Asche, N.
Forstwissenschaftliches Centralblatt 1999 v.118 no.1-6 pp. 294-301
Fagus sylvatica, acidification, case studies, forest ecosystems, forest soils, forests, liming, root systems, rooting, soil acidification, soil amendments, soil morphology, soil pH, trees, Germany
High acid loads have led to the acidification of large parts of the forest soil. To compensate for the hazards of soil acidification large forest areas in North-Rhine-Westphalia have been limed since the early eighties. It has been feared that the root system of trees might degenerate into shallow rooting as a consequence of forest liming. This would have considerable, adverse effects on the stability of forest ecosystems. Up to date only a limited number of studies exist on the development of shallow rooting systems as a result of forest liming. For a better understanding of this problem, two root ditches each were excavated in a beech stand (130 to 150 years old) on a limed plot (1983 and 1990, 6 t/ha each) and an unlimed control plot. Root distribution, soil morphology and pH of soil suspension were recorded. The pH value of the soil suspension was significantly higher on the limed plot that on the control plot, even at a depth of 90 cms.

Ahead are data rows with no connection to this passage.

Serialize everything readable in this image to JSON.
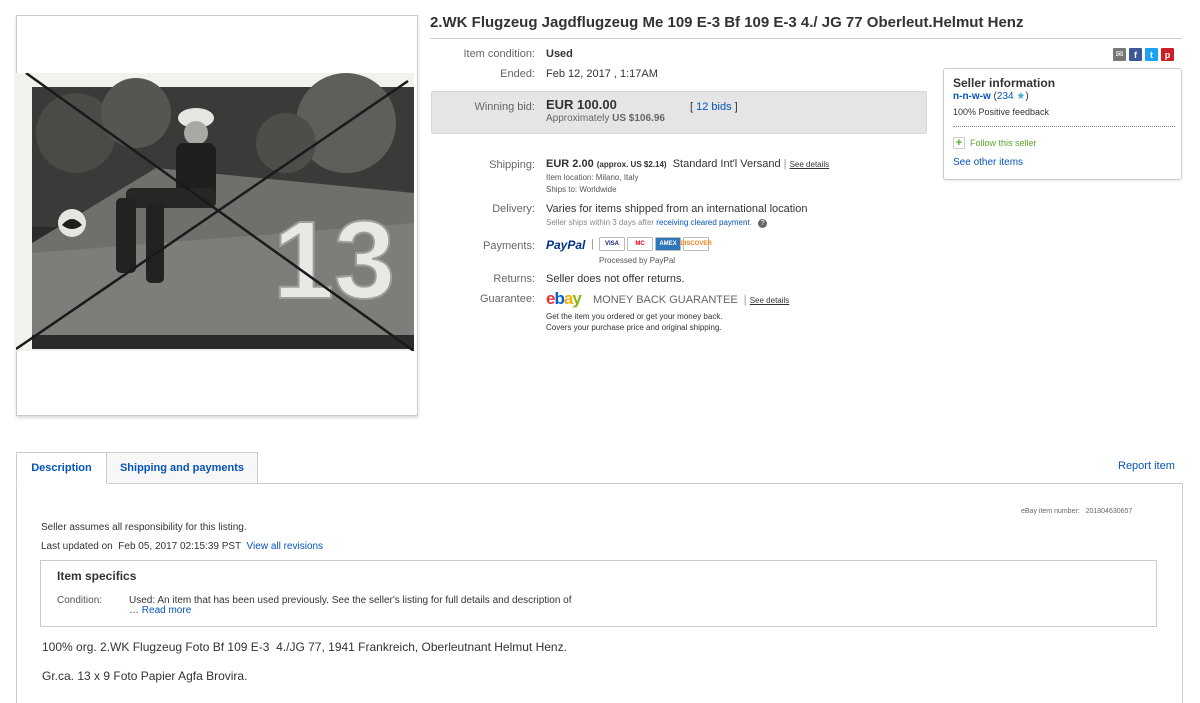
{
  "listing": {
    "title": "2.WK Flugzeug Jagdflugzeug Me 109 E-3 Bf 109 E-3 4./ JG 77 Oberleut.Helmut Henz",
    "photo_number": "13"
  },
  "details": {
    "condition_label": "Item condition:",
    "condition_value": "Used",
    "ended_label": "Ended:",
    "ended_value": "Feb 12, 2017 , 1:17AM",
    "winning_bid_label": "Winning bid:",
    "winning_bid_value": "EUR 100.00",
    "approx_prefix": "Approximately",
    "approx_value": "US $106.96",
    "bids_open": "[",
    "bids_link": "12 bids",
    "bids_close": "]",
    "shipping_label": "Shipping:",
    "shipping_value": "EUR 2.00",
    "shipping_approx": "(approx. US $2.14)",
    "shipping_service": "Standard Int'l Versand",
    "shipping_sep": "|",
    "see_details": "See details",
    "item_location": "Item location:  Milano, Italy",
    "ships_to": "Ships to:  Worldwide",
    "delivery_label": "Delivery:",
    "delivery_value": "Varies for items shipped from an international location",
    "delivery_note_prefix": "Seller ships within 3 days after",
    "delivery_note_link": "receiving cleared payment",
    "delivery_note_suffix": ".",
    "payments_label": "Payments:",
    "paypal_text": "PayPal",
    "processed_by": "Processed by PayPal",
    "returns_label": "Returns:",
    "returns_value": "Seller does not offer returns.",
    "guarantee_label": "Guarantee:",
    "guarantee_text": "MONEY BACK GUARANTEE",
    "guarantee_sep": "|",
    "guarantee_see_details": "See details",
    "guarantee_line1": "Get the item you ordered or get your money back.",
    "guarantee_line2": "Covers your purchase price and original shipping."
  },
  "payment_cards": [
    "VISA",
    "MC",
    "AMEX",
    "DISCOVER"
  ],
  "seller": {
    "heading": "Seller information",
    "name": "n-n-w-w",
    "score_open": "(",
    "score": "234",
    "score_close": ")",
    "feedback": "100% Positive feedback",
    "follow": "Follow this seller",
    "see_other": "See other items"
  },
  "tabs": {
    "description": "Description",
    "shipping": "Shipping and payments",
    "report": "Report item"
  },
  "description": {
    "item_number_label": "eBay item number:",
    "item_number": "201804630657",
    "responsibility": "Seller assumes all responsibility for this listing.",
    "updated_label": "Last updated on",
    "updated_value": "Feb 05, 2017 02:15:39 PST",
    "view_revisions": "View all revisions",
    "specifics_heading": "Item specifics",
    "condition_label": "Condition:",
    "condition_text": "Used: An item that has been used previously. See the seller's listing for full details and description of",
    "ellipsis": "…",
    "read_more": "Read more",
    "line1": "100% org. 2.WK Flugzeug Foto Bf 109 E-3  4./JG 77, 1941 Frankreich, Oberleutnant Helmut Henz.",
    "line2": "Gr.ca. 13 x 9 Foto Papier Agfa Brovira."
  },
  "colors": {
    "link": "#0654ba",
    "paypal_blue": "#003087",
    "paypal_light": "#009cde",
    "ebay_red": "#e53238",
    "ebay_blue": "#0064d2",
    "ebay_yellow": "#f5af02",
    "ebay_green": "#86b817"
  }
}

Root distribution showed no significant differences. Merely a slight increase in finest roots (diameter 0–1 mm) was recorded on the limed plot at a depth of 70 to 90 cms. No correlation between soil pH and beech root distribution could be found. The study shows that, after 15 years’ liming, the old beech trees on limed plots did not develop a shallower root system than the trees on the control plot.